Downham Market planning permission deferred after West Norfolk councillors vote against application
Plans to build 19 new houses in Downham were deferred by the West Norfolk borough council after concerns were voiced over traffic and the impact on elderly residents' lives.
A planning application for land south of the Prince Henry Place estate had initially been accepted, but was voted down by 10 votes to six during a borough planning committee meeting on Monday morning.
Chairman of the committee, councillor Chris Crofts, suggested the application should be deferred and consultants should come back with more information on the proposal.
Resident speakers told the committee of their concerns over the impact on those currently living at Prince Henry Place, who were described as mostly "house bound" and with some of them being diagnosed with dementia.

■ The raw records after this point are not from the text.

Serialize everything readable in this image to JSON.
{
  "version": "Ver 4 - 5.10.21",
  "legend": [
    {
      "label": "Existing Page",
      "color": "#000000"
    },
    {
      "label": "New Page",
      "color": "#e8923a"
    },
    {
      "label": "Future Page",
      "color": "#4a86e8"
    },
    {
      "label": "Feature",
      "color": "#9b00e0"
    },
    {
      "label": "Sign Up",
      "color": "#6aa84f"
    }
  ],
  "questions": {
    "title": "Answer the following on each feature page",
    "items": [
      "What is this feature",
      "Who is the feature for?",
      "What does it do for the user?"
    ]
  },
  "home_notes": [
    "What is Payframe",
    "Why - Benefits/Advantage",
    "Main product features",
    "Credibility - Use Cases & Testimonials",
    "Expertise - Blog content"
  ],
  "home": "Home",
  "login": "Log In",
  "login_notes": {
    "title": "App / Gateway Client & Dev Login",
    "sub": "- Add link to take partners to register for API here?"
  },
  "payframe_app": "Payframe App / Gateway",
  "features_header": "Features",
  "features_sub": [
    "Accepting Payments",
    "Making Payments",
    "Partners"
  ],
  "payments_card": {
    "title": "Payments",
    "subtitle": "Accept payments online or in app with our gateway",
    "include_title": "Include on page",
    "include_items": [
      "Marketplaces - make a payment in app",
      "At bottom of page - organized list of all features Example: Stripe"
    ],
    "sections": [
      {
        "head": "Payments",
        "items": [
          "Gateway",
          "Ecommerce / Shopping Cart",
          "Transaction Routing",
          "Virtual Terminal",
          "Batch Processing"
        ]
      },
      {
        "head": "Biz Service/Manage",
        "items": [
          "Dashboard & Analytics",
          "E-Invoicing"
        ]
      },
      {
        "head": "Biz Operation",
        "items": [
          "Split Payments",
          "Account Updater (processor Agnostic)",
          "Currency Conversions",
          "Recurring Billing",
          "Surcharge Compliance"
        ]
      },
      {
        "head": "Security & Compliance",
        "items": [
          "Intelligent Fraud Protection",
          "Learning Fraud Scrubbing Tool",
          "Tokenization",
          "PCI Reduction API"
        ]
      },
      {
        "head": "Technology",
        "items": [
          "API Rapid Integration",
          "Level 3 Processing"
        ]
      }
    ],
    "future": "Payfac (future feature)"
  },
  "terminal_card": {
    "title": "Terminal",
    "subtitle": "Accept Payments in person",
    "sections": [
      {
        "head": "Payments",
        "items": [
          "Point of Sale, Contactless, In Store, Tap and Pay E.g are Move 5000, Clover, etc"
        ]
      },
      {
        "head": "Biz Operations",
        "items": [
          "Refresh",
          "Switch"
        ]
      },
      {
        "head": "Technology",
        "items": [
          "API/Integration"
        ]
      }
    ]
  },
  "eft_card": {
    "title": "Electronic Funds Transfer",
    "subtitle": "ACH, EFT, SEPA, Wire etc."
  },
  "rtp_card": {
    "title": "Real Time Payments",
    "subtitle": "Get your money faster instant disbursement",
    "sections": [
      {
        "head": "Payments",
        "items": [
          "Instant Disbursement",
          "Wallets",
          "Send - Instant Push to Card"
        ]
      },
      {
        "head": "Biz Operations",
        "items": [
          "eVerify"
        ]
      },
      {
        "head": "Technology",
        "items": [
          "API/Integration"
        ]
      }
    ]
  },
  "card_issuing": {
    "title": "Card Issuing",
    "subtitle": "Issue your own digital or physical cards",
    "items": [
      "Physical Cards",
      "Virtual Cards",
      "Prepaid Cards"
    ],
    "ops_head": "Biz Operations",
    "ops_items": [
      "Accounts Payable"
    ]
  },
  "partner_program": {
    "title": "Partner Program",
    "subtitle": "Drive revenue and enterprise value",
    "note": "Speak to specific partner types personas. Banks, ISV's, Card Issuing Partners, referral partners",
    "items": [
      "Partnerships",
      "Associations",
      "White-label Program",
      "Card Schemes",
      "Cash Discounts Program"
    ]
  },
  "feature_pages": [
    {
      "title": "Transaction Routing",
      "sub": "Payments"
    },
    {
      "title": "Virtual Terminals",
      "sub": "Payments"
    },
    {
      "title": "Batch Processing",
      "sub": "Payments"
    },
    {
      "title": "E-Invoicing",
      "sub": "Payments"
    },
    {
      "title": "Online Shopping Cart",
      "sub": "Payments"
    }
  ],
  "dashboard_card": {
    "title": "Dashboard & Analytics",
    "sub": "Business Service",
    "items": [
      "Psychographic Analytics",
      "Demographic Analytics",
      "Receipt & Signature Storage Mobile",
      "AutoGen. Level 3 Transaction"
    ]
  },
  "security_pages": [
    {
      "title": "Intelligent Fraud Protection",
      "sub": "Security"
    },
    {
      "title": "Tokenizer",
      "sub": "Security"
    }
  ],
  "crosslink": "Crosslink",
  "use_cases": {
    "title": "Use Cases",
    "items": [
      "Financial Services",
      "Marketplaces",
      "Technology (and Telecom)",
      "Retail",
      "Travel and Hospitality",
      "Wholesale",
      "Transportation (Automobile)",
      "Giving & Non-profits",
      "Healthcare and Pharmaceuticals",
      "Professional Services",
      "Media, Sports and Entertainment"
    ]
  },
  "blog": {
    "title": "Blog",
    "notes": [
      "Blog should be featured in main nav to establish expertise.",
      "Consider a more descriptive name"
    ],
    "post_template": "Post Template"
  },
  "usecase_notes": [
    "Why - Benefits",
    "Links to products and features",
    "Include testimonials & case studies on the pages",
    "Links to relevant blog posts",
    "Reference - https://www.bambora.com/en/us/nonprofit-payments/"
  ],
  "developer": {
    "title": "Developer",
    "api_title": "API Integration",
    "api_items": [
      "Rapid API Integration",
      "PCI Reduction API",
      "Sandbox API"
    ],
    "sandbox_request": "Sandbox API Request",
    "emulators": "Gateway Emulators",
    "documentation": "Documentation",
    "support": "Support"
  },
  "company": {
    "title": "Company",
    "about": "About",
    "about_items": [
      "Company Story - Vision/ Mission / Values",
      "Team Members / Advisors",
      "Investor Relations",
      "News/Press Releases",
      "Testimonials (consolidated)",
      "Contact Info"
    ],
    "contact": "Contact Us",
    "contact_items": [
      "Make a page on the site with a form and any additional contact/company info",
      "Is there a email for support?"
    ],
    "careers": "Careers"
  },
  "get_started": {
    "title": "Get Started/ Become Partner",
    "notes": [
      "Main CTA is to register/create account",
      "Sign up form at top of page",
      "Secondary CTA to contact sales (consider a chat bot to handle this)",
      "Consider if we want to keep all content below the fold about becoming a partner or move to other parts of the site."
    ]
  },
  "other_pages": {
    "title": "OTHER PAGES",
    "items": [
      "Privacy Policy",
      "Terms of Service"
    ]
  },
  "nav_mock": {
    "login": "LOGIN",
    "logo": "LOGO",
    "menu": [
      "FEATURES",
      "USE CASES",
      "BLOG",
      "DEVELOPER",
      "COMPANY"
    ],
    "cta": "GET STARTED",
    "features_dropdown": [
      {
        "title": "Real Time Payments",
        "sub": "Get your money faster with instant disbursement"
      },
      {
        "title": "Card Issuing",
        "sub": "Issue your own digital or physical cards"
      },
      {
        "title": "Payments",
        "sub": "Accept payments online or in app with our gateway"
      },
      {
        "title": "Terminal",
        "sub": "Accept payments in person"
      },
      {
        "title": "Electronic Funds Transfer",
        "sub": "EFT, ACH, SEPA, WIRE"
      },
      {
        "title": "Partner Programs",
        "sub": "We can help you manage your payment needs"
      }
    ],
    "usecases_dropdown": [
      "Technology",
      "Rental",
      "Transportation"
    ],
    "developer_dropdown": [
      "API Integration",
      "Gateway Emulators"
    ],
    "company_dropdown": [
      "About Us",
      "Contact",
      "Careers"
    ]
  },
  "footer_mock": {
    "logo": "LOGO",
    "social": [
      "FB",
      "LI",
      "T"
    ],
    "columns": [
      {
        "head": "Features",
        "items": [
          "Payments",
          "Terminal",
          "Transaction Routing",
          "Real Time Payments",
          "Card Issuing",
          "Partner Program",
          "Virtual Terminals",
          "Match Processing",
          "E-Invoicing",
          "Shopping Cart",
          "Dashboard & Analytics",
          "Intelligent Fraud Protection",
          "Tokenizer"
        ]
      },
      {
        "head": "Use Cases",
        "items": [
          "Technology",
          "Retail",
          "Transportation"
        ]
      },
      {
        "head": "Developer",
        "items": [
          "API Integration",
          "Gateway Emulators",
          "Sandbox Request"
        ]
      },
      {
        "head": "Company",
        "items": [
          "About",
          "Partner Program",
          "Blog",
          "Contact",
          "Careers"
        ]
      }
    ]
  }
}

Speaker Ronald Jordan said: "Residents on Prince Henry Place should be able to live their remaining years in peace and quiet which is why many of them moved there in the first place."
The impact of traffic at the Church Road and London Road junction due to extra cars from the proposed properties was also raised.
Councillor Shimit Patel, whose ward is Downham Old Town, described it as the "Devil's junction."
"There are many accidents there and it is eventually going to cause a fatality," Mr Patel said.
"With something like 38 more cars coming down this road, there are going to be a lot more accidents in the future and I cannot support an application that will lead to a fatality."
Councillor Don Tyler, who represents South Downham, said the workers and ensuing daily traffic would cause issues for existing residents.
He said: "I can't for the life of me see the merit in causing a great deal of disruption to residents. I cannot support this application on humanitarian grounds."
And councillor Terry Parish added that the front gardens are like "living rooms" for existing residents at Princes Henry Place so added noise would not be welcomed.
Ian Hale, the agent for the application, said no objections had been raised by the Air Quality report or Highways.
He also said there was no significant loss of habitat through the application.
The application was rejected by 10 votes to six by those on the planning committee.
Councillor Bob Lawton cited "vulnerable people living there" and councillor Christine Hudson said the site was "too crowded" when officers pressed the committee on reasons for refusal.